In addition, the panel found that spinal fracture pain tends to decrease within six weeks for people who undergo conservative treatment including pain-relieving medicine, physical therapy, and back braces. Regardless of these study findings, you should in fact get that second opinion and also talk to your primary doctor about your osteoporosis treatment options.

Q: Can a weighted blanket help me sleep better?

A: Weighted blankets have been heavily marketed in the past several years. They are essentially a regular blanket stuffed with weighted beads or pellets covered in cotton or microfiber fabric. Some manufacturers claim the blankets can help people sleep better by providing a similar sensation to a hug or a deep massage. Some also suggest they can relieve anxiety and improve circulation. The problem with these blankets and manufacturers’ claims is that there is no scientific evidence to back up benefits or examine the risks of these blankets. The studies so far have been sponsored by the manufacturers themselves. And the research hasn’t been accepted for publication by peer-reviewed scientific journals.

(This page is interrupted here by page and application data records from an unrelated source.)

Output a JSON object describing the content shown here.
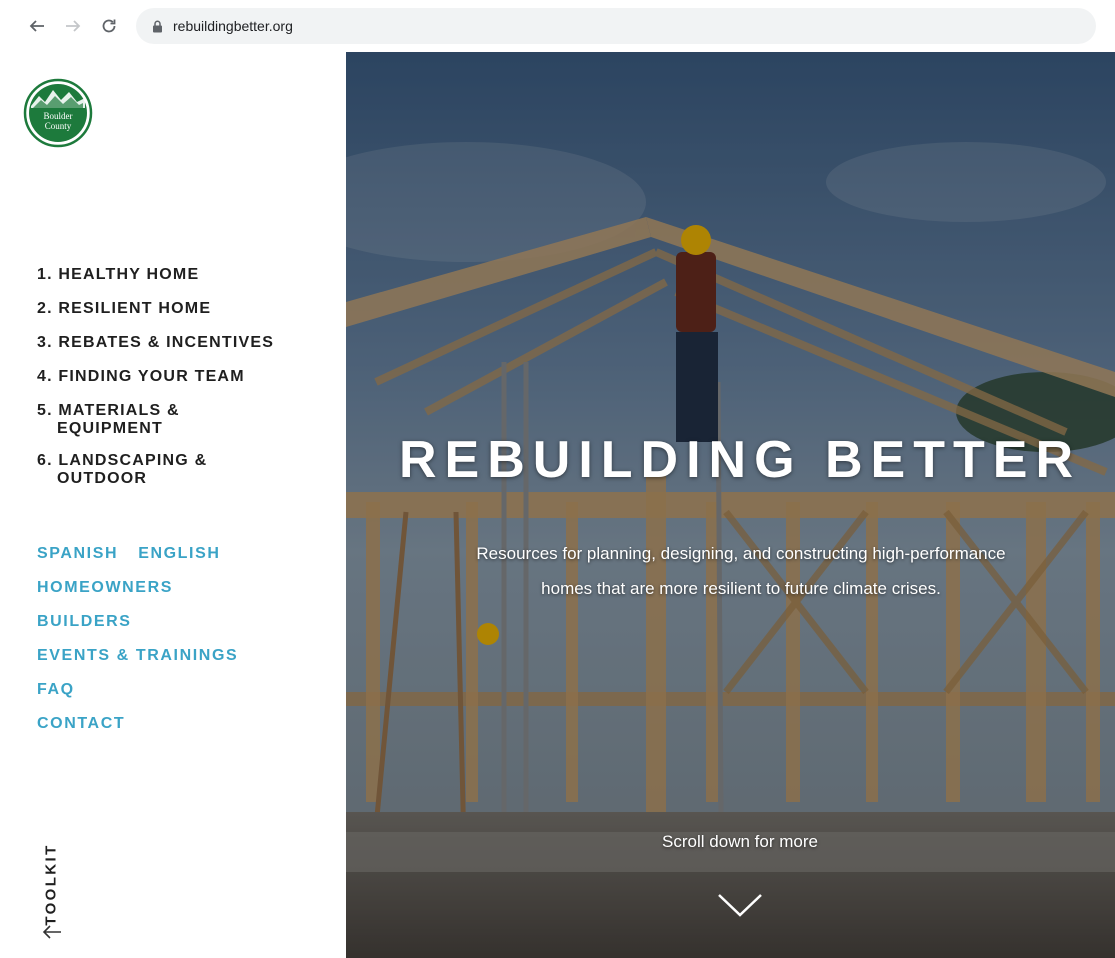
{
  "browser": {
    "url": "rebuildingbetter.org"
  },
  "sidebar": {
    "logo": {
      "text_line1": "Boulder",
      "text_line2": "County",
      "color": "#1d7a3c"
    },
    "main_nav": [
      {
        "label": "1. HEALTHY HOME"
      },
      {
        "label": "2. RESILIENT HOME"
      },
      {
        "label": "3. REBATES & INCENTIVES"
      },
      {
        "label": "4. FINDING YOUR TEAM"
      },
      {
        "label_line1": "5. MATERIALS &",
        "label_line2": "EQUIPMENT"
      },
      {
        "label_line1": "6. LANDSCAPING &",
        "label_line2": "OUTDOOR"
      }
    ],
    "languages": {
      "spanish": "SPANISH",
      "english": "ENGLISH"
    },
    "sub_nav": [
      {
        "label": "HOMEOWNERS"
      },
      {
        "label": "BUILDERS"
      },
      {
        "label": "EVENTS & TRAININGS"
      },
      {
        "label": "FAQ"
      },
      {
        "label": "CONTACT"
      }
    ],
    "toolkit_label": "TOOLKIT",
    "accent_color": "#3aa3c6"
  },
  "hero": {
    "title": "REBUILDING BETTER",
    "subtitle_line1": "Resources for planning, designing, and constructing high-performance",
    "subtitle_line2": "homes that are more resilient to future climate crises.",
    "scroll_label": "Scroll down for more"
  }
}
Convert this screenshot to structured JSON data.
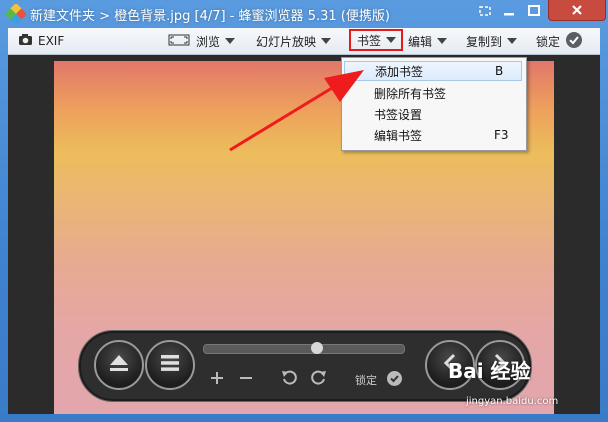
{
  "window": {
    "title": "新建文件夹 > 橙色背景.jpg [4/7] - 蜂蜜浏览器 5.31 (便携版)",
    "colors": {
      "title_bg": "#3f82cf",
      "close_bg": "#c74b3f"
    }
  },
  "toolbar": {
    "exif_label": "EXIF",
    "browse_label": "浏览",
    "slideshow_label": "幻灯片放映",
    "bookmark_label": "书签",
    "edit_label": "编辑",
    "copy_to_label": "复制到",
    "lock_label": "锁定",
    "highlight_color": "#e61a1a"
  },
  "bookmark_menu": {
    "items": [
      {
        "label": "添加书签",
        "shortcut": "B",
        "highlighted": true
      },
      {
        "label": "删除所有书签",
        "shortcut": "",
        "highlighted": false
      },
      {
        "label": "书签设置",
        "shortcut": "",
        "highlighted": false
      },
      {
        "label": "编辑书签",
        "shortcut": "F3",
        "highlighted": false
      }
    ]
  },
  "controls": {
    "lock_label": "锁定",
    "slider_fraction": 0.57
  },
  "watermark": {
    "main": "Bai 经验",
    "sub": "jingyan.baidu.com"
  }
}
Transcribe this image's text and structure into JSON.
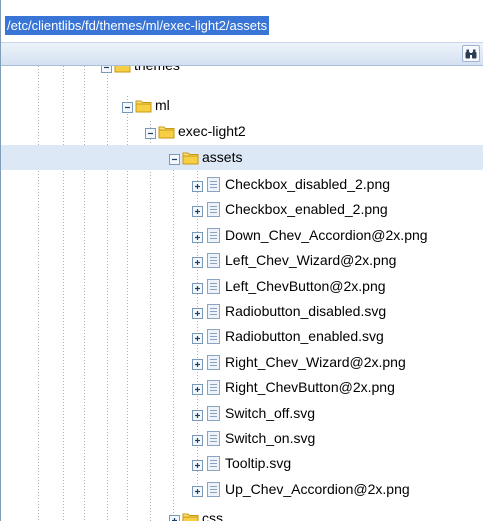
{
  "path_bar": {
    "value": "/etc/clientlibs/fd/themes/ml/exec-light2/assets"
  },
  "toolbar": {
    "icon": "binoculars-icon"
  },
  "tree": {
    "partial_label": "themes",
    "ml": "ml",
    "exec_light2": "exec-light2",
    "assets": "assets",
    "files": [
      "Checkbox_disabled_2.png",
      "Checkbox_enabled_2.png",
      "Down_Chev_Accordion@2x.png",
      "Left_Chev_Wizard@2x.png",
      "Left_ChevButton@2x.png",
      "Radiobutton_disabled.svg",
      "Radiobutton_enabled.svg",
      "Right_Chev_Wizard@2x.png",
      "Right_ChevButton@2x.png",
      "Switch_off.svg",
      "Switch_on.svg",
      "Tooltip.svg",
      "Up_Chev_Accordion@2x.png"
    ],
    "css": "css"
  },
  "colors": {
    "selection": "#3875d7",
    "selected_row": "#dde8f6",
    "folder": "#f2c22e"
  }
}
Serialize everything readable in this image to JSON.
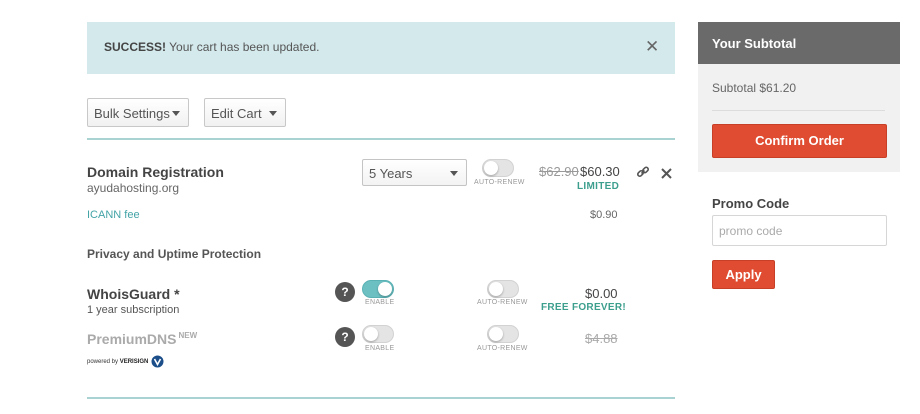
{
  "alert": {
    "strong": "SUCCESS!",
    "message": "Your cart has been updated.",
    "close_glyph": "✕"
  },
  "toolbar": {
    "bulk_settings_label": "Bulk Settings",
    "edit_cart_label": "Edit Cart"
  },
  "domain": {
    "title": "Domain Registration",
    "name": "ayudahosting.org",
    "duration_selected": "5 Years",
    "auto_renew_label": "AUTO-RENEW",
    "auto_renew_on": false,
    "old_price": "$62.90",
    "price": "$60.30",
    "badge": "LIMITED",
    "icann_label": "ICANN fee",
    "icann_price": "$0.90"
  },
  "privacy": {
    "section_title": "Privacy and Uptime Protection",
    "whoisguard": {
      "title": "WhoisGuard *",
      "subtitle": "1 year subscription",
      "help": "?",
      "enable_label": "ENABLE",
      "enabled": true,
      "auto_renew_label": "AUTO-RENEW",
      "auto_renew_on": false,
      "price": "$0.00",
      "badge": "FREE FOREVER!"
    },
    "premiumdns": {
      "title": "PremiumDNS",
      "new_tag": "NEW",
      "powered_by": "powered by",
      "verisign": "VERISIGN",
      "help": "?",
      "enable_label": "ENABLE",
      "enabled": false,
      "auto_renew_label": "AUTO-RENEW",
      "auto_renew_on": false,
      "price": "$4.88"
    }
  },
  "sidebar": {
    "title": "Your Subtotal",
    "subtotal": "Subtotal $61.20",
    "confirm_label": "Confirm Order"
  },
  "promo": {
    "label": "Promo Code",
    "placeholder": "promo code",
    "value": "",
    "apply_label": "Apply"
  },
  "colors": {
    "alert_bg": "#d4e9ec",
    "accent_teal": "#43a3a6",
    "free_green": "#3c9e8d",
    "confirm_red": "#e04c31",
    "sidebar_header": "#6a6a6a"
  },
  "icons": [
    "close-icon",
    "chevron-down-icon",
    "link-icon",
    "remove-icon",
    "help-icon",
    "verisign-logo-icon"
  ]
}
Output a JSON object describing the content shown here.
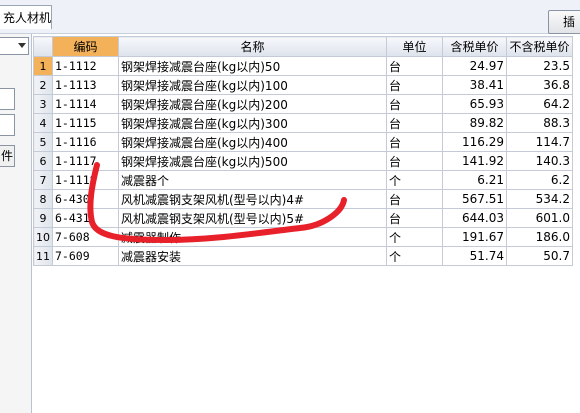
{
  "tab_label": "充人材机",
  "top_button_label": "插",
  "left_panel": {
    "button_label": "件"
  },
  "table": {
    "headers": [
      "",
      "编码",
      "名称",
      "单位",
      "含税单价",
      "不含税单价"
    ],
    "rows": [
      [
        "1",
        "1-1112",
        "钢架焊接减震台座(kg以内)50",
        "台",
        "24.97",
        "23.5"
      ],
      [
        "2",
        "1-1113",
        "钢架焊接减震台座(kg以内)100",
        "台",
        "38.41",
        "36.8"
      ],
      [
        "3",
        "1-1114",
        "钢架焊接减震台座(kg以内)200",
        "台",
        "65.93",
        "64.2"
      ],
      [
        "4",
        "1-1115",
        "钢架焊接减震台座(kg以内)300",
        "台",
        "89.82",
        "88.3"
      ],
      [
        "5",
        "1-1116",
        "钢架焊接减震台座(kg以内)400",
        "台",
        "116.29",
        "114.7"
      ],
      [
        "6",
        "1-1117",
        "钢架焊接减震台座(kg以内)500",
        "台",
        "141.92",
        "140.3"
      ],
      [
        "7",
        "1-1118",
        "减震器个",
        "个",
        "6.21",
        "6.2"
      ],
      [
        "8",
        "6-430",
        "风机减震钢支架风机(型号以内)4#",
        "台",
        "567.51",
        "534.2"
      ],
      [
        "9",
        "6-431",
        "风机减震钢支架风机(型号以内)5#",
        "台",
        "644.03",
        "601.0"
      ],
      [
        "10",
        "7-608",
        "减震器制作",
        "个",
        "191.67",
        "186.0"
      ],
      [
        "11",
        "7-609",
        "减震器安装",
        "个",
        "51.74",
        "50.7"
      ]
    ]
  },
  "colors": {
    "header_highlight": "#f3b15a",
    "annotation_stroke": "#e8202a"
  }
}
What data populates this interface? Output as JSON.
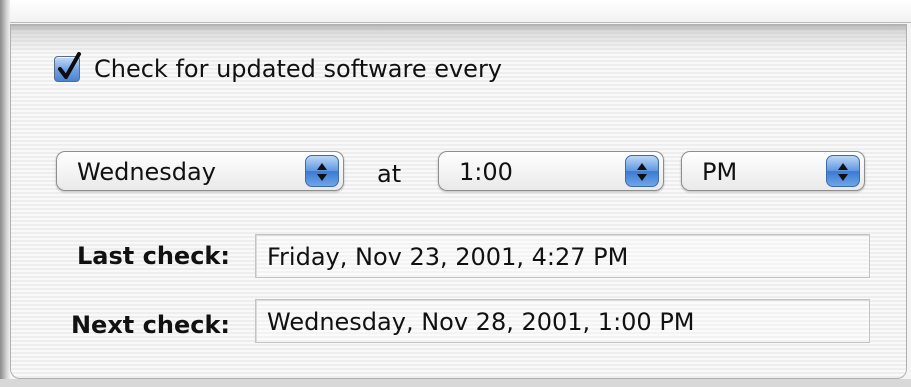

If you want to sleep better, first try to improve your sleep hygiene. That means turning off electronic devices before bedtime, keeping your room dark and cool, not eating large meals close to bedtime, and using a comfortable mattress. If you want to try a weighted blanket, talk to your doctor first. The added weight might not be a good idea for people with certain medical conditions.

Health and wellness experts practice exclusively at Erickson Living communities all over the U.S. Dr. Tremaine received his bachelor’s degree from the University of California in Santa Barbara, Calif., and his medical degree from the University of California in San Diego. He completed both his residency and geriatric fellowships at Baylor College of Medicine in Houston, Tex. Board-certified in internal medicine and geriatrics, he joined Eagle’s Trace in November 2011.